|Coproduction programmes||900||990||1 460||1 481||1 486|
|Private companies||Total||321 912||270 548||262 325||253 571||220 896|
|Original programmes||306 285||253 920||252 640||245 616||212 282|
|Foreign programmes||15 253||16 503||9 685||7 955||8 614|
Table 3: Structure of original radio programmes, in hours, in 2014–2018
|Total||330 375||100||278 370||100||279 002||100||271 896||100||238 562||100|
|Information programmes||31 069||9.4||30 722||11.0||30 116||10.8||25 603||9.4||25 857||10.8|
|Educational programmes||2 966||0.9||3 421||1.2||2 959||1.1||2 157||0.8||3 001||1.3|
|Culture programmes||9 550||2.9||9 979||3.6||10 245||3.7||8 873||3.3||10 429||4.4|
|Religious programmes||2 433||0.7||6 208||2.2||5 558||2.0||4 397||1.6||4 439||1.9|
|Advertising||30 458||9.2||13 356||4.8||14 307||5.1||33 953||12.5||11 898||5.0|
|Entertainment programmes||232 316||70.3||199 991||71.8||201 910||72.4||184 461||67.8||174 330||73.1|
|Not classified||21 583||6.5||14 693||5.3||13 907||5.0||12 452||4.6||8 608||3.6|
According to the data of the Lithuanian Radio and Television Commission, in 2018, there were 26 TV broadcasting companies in Lithuania. Most of them were also engaged in re-broadcasting programmes and online broadcasting. There were 6 companies, which broadcasted online only, and 27 re-broadcasting companies. Most of them are private for-profit organisations, except the Lithuanian public broadcaster and 4 public local broadcasting institutions. Lithuanian public broadcasting company LRT broadcasts 3 TV programs: “LRT televizija”, “LRT Lituanica”, and “LRT Plius”. The last one is dedicated to cultural content.
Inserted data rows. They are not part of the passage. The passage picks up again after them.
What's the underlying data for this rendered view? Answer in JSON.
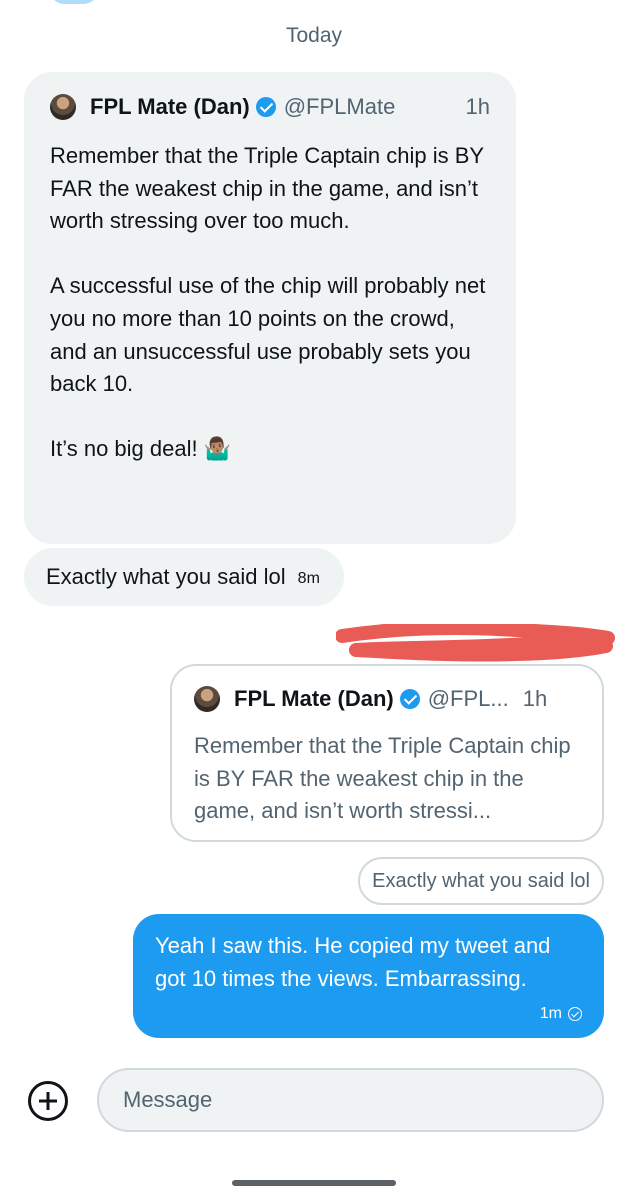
{
  "conversation": {
    "date_separator": "Today"
  },
  "incoming": {
    "quoted_tweet": {
      "author_name": "FPL Mate (Dan)",
      "handle": "@FPLMate",
      "time": "1h",
      "paragraphs": [
        "Remember that the Triple Captain chip is BY FAR the weakest chip in the game, and isn’t worth stressing over too much.",
        "A successful use of the chip will probably net you no more than 10 points on the crowd, and an unsuccessful use probably sets you back 10."
      ],
      "closing_text": "It’s no big deal!",
      "closing_emoji": "🤷🏽‍♂️",
      "verified": true
    },
    "reply": {
      "text": "Exactly what you said lol",
      "time": "8m"
    }
  },
  "outgoing": {
    "quoted_tweet": {
      "author_name": "FPL Mate (Dan)",
      "handle": "@FPL...",
      "time": "1h",
      "text": "Remember that the Triple Captain chip is BY FAR the weakest chip in the game, and isn’t worth stressi...",
      "verified": true
    },
    "reply_reference": "Exactly what you said lol",
    "message": {
      "text": "Yeah I saw this. He copied my tweet and got 10 times the views. Embarrassing.",
      "time": "1m",
      "status_icon": "sent-check-icon"
    }
  },
  "composer": {
    "placeholder": "Message",
    "add_icon": "plus-circle-icon"
  },
  "colors": {
    "accent": "#1d9bf0",
    "incoming_bubble": "#eff3f4",
    "redaction": "#e85c55",
    "secondary_text": "#536471"
  }
}
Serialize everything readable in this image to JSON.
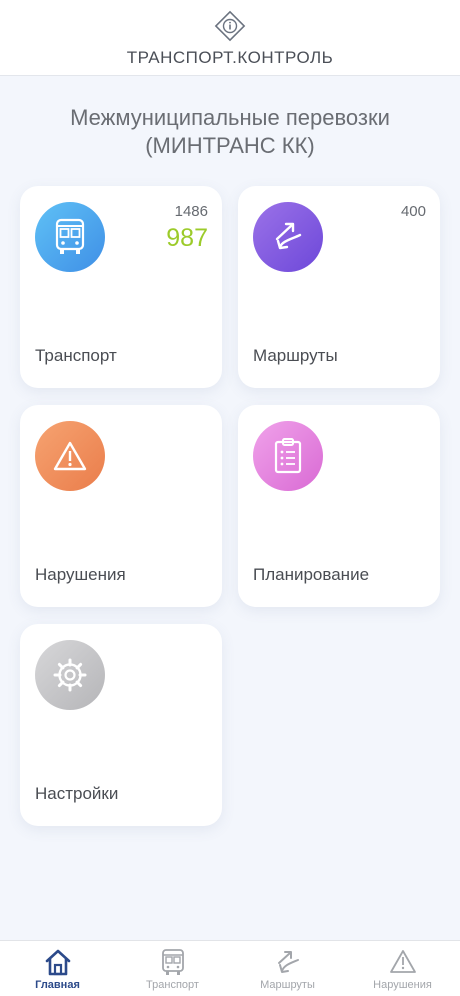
{
  "header": {
    "app_title": "ТРАНСПОРТ.КОНТРОЛЬ",
    "logo_icon": "info-icon"
  },
  "page": {
    "title_line1": "Межмуниципальные перевозки",
    "title_line2": "(МИНТРАНС КК)"
  },
  "tiles": [
    {
      "label": "Транспорт",
      "icon": "bus-icon",
      "color": "#4aa8ef",
      "count_total": "1486",
      "count_active": "987"
    },
    {
      "label": "Маршруты",
      "icon": "route-icon",
      "color": "#7f5ae0",
      "count_total": "400"
    },
    {
      "label": "Нарушения",
      "icon": "warning-icon",
      "color": "#ef8c5a"
    },
    {
      "label": "Планирование",
      "icon": "clipboard-icon",
      "color": "#e07fda"
    },
    {
      "label": "Настройки",
      "icon": "gear-icon",
      "color": "#c4c4c6"
    }
  ],
  "tabbar": {
    "items": [
      {
        "label": "Главная",
        "icon": "home-icon",
        "active": true
      },
      {
        "label": "Транспорт",
        "icon": "bus-icon",
        "active": false
      },
      {
        "label": "Маршруты",
        "icon": "route-icon",
        "active": false
      },
      {
        "label": "Нарушения",
        "icon": "warning-icon",
        "active": false
      }
    ]
  },
  "colors": {
    "accent": "#2c4a8a",
    "active_count": "#9ccb2a",
    "background": "#f3f6fc"
  }
}
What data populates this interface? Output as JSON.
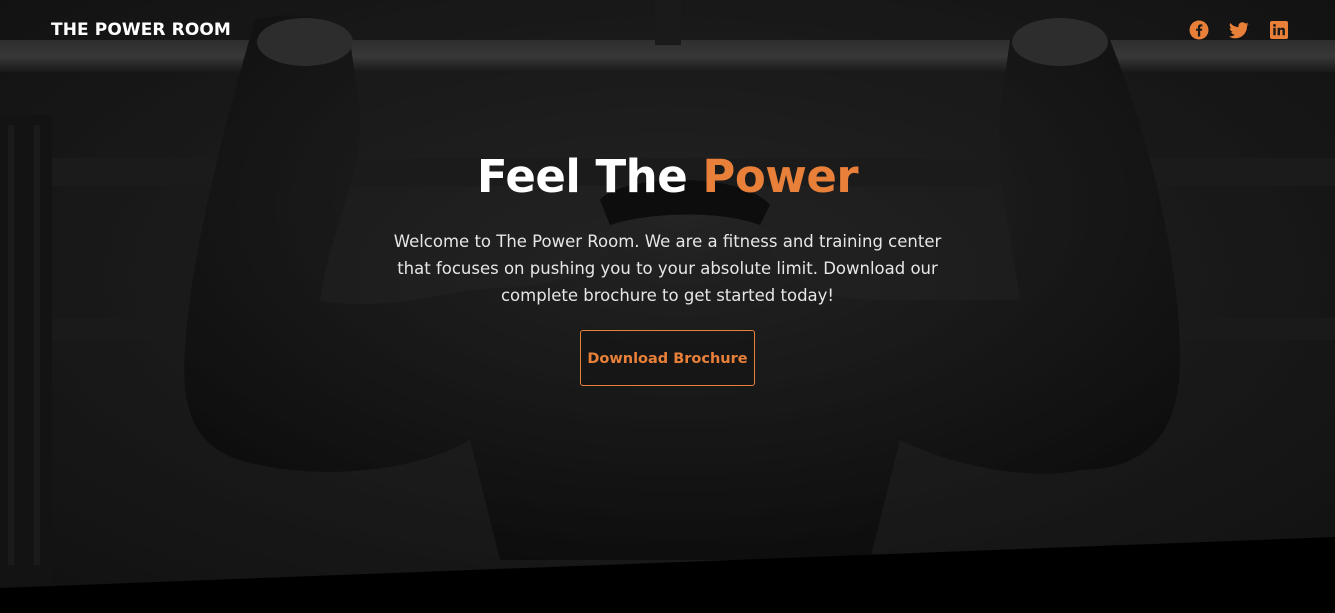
{
  "header": {
    "brand": "THE POWER ROOM",
    "socials": [
      {
        "name": "facebook",
        "icon": "facebook-icon"
      },
      {
        "name": "twitter",
        "icon": "twitter-icon"
      },
      {
        "name": "linkedin",
        "icon": "linkedin-icon"
      }
    ]
  },
  "hero": {
    "title_main": "Feel The ",
    "title_accent": "Power",
    "description": "Welcome to The Power Room. We are a fitness and training center that focuses on pushing you to your absolute limit. Download our complete brochure to get started today!",
    "cta_label": "Download Brochure"
  },
  "colors": {
    "accent": "#e8803a",
    "background": "#000000",
    "text": "#ffffff"
  }
}
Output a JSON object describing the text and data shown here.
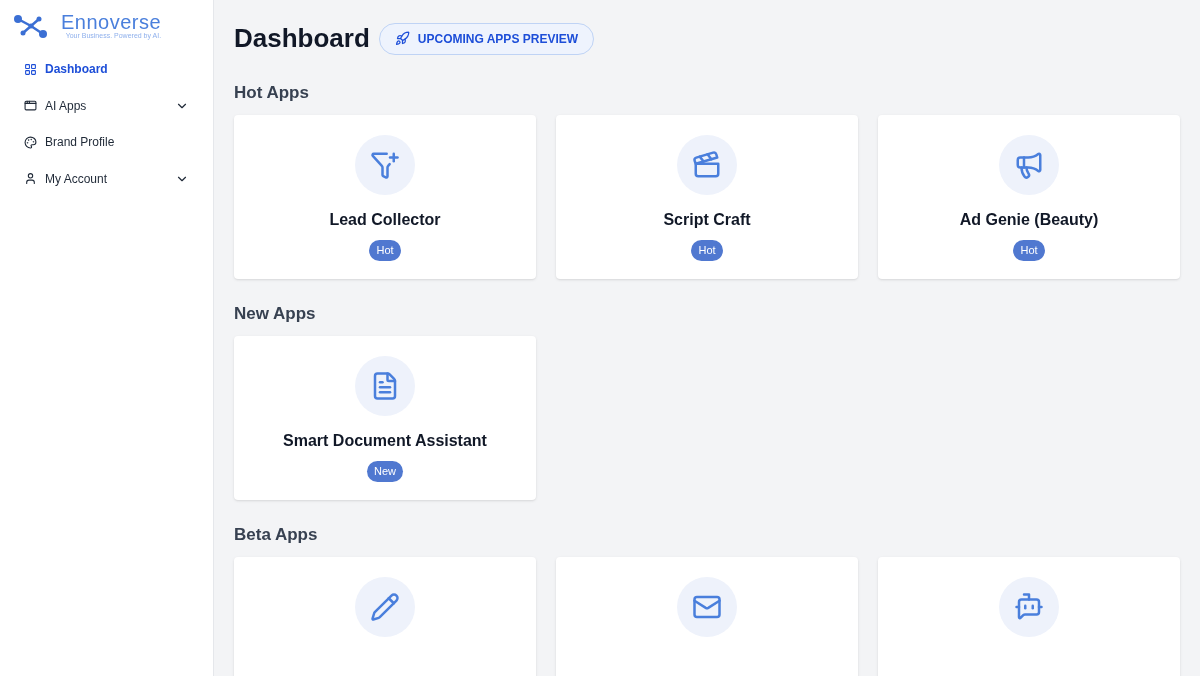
{
  "brand": {
    "name": "Ennoverse",
    "tagline": "Your Business. Powered by AI."
  },
  "sidebar": {
    "items": [
      {
        "label": "Dashboard",
        "selected": true
      },
      {
        "label": "AI Apps",
        "selected": false,
        "expanded": false
      },
      {
        "label": "Brand Profile",
        "selected": false
      },
      {
        "label": "My Account",
        "selected": false,
        "expanded": false
      }
    ]
  },
  "header": {
    "title": "Dashboard",
    "button": "UPCOMING APPS PREVIEW"
  },
  "sections": [
    {
      "heading": "Hot Apps",
      "cards": [
        {
          "title": "Lead Collector",
          "badge": "Hot"
        },
        {
          "title": "Script Craft",
          "badge": "Hot"
        },
        {
          "title": "Ad Genie (Beauty)",
          "badge": "Hot"
        }
      ]
    },
    {
      "heading": "New Apps",
      "cards": [
        {
          "title": "Smart Document Assistant",
          "badge": "New"
        }
      ]
    },
    {
      "heading": "Beta Apps",
      "cards": [
        {
          "kind": "pencil"
        },
        {
          "kind": "mail"
        },
        {
          "kind": "bot"
        }
      ]
    }
  ]
}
According to the data of Lithuanian Department of Statistics, in 2018, the share of domestic (original) television programmes of public broadcaster amounted to 82 per cent of the total volume, which is 4 per cent less than in 2014. The share of domestic (original) TV programmes of private television broadcasting companies was 70 per cent and it is 14 per cent more than in 2014. The main part of content of TV programmes was entertainment (42 per cent), while religious and educational programmes made up the smallest share (less than 1 per cent).
Table 4: Volume of television programmes, in hours, in 2014–2018
|State broadcasting company||Total||26 837||28 887||27 681||30 447||31 824|
|Original programmes||23 109||24 099||23 514||26 280||26 280|
|Foreign programmes||3 728||4 788||4 167||4 167||5 544|
|Private companies||Total||90 946||124 443||119 837||168 220||194 305|
|Original programmes||51 725||83 945||70 440||136 891||136 891|
|Foreign programmes||27 537||33 638||33 907||21 079||56 752|
|Coproduction programmes||11 684||6 860||15 490||10 250||662|
Table 5: Structure of original television programmes, in hours, in 2014–2018
|Total||74 834||100||108 044||100||93 954||100||163 171||100||158 939||100|
|Information programmes||12 016||16.1||17 834||16.5||17 339||18.5||23 345||14.3||28 258||17.8|
|Educational programmes||797||1.1||1 001||0.9||900||1.0||756||0.5||686||0.4|
|Culture programmes||7 312||9.8||9 581||8.9||11 675||12.4||11 101||6.8||14 869||9.4|
|Advertising||9 302||12.4||31 249||28.9||13 679||14.6||33 040||20.2||13 239||8.3|
|Entertainment programmes||18 232||24.4||29 577||27.4||31 091||33.1||69 577||42.6||67 055||42.2|
|Not classified||26 955||36.0||17 894||16.6||18 910||20.1||24 948||15.3||34 409||21.6|
Production and distribution of original domestic content broadcasted by TV and radio companies are supported through the Press, Radio, and Television Support Foundation (see chapter 1.2.2). In 2018, the Foundation funded 144 projects of national and regional broadcasters and Internet media and allocated for them 1 072 240 EUR (see chapter 3.5.3 for more about support for media).
According to the authors of the Lithuania Report of Media Pluralism Monitor 2017, the MPM2017 for Lithuania shows low risk in the area of Basic Protection (23%), and medium risk in the remaining areas: Market Plurality (56%), Political Independence (48%) and Social Inclusiveness (48%). Among the most representative societal tendencies identified in the contemporary Lithuanian media marketplace are such deviations as enduring political and business influence, on-going media ownership concentration, continuing audience fragmentation and social and political polarisation, declining overall institutional trust, and rising societal uncertainty and scepticism.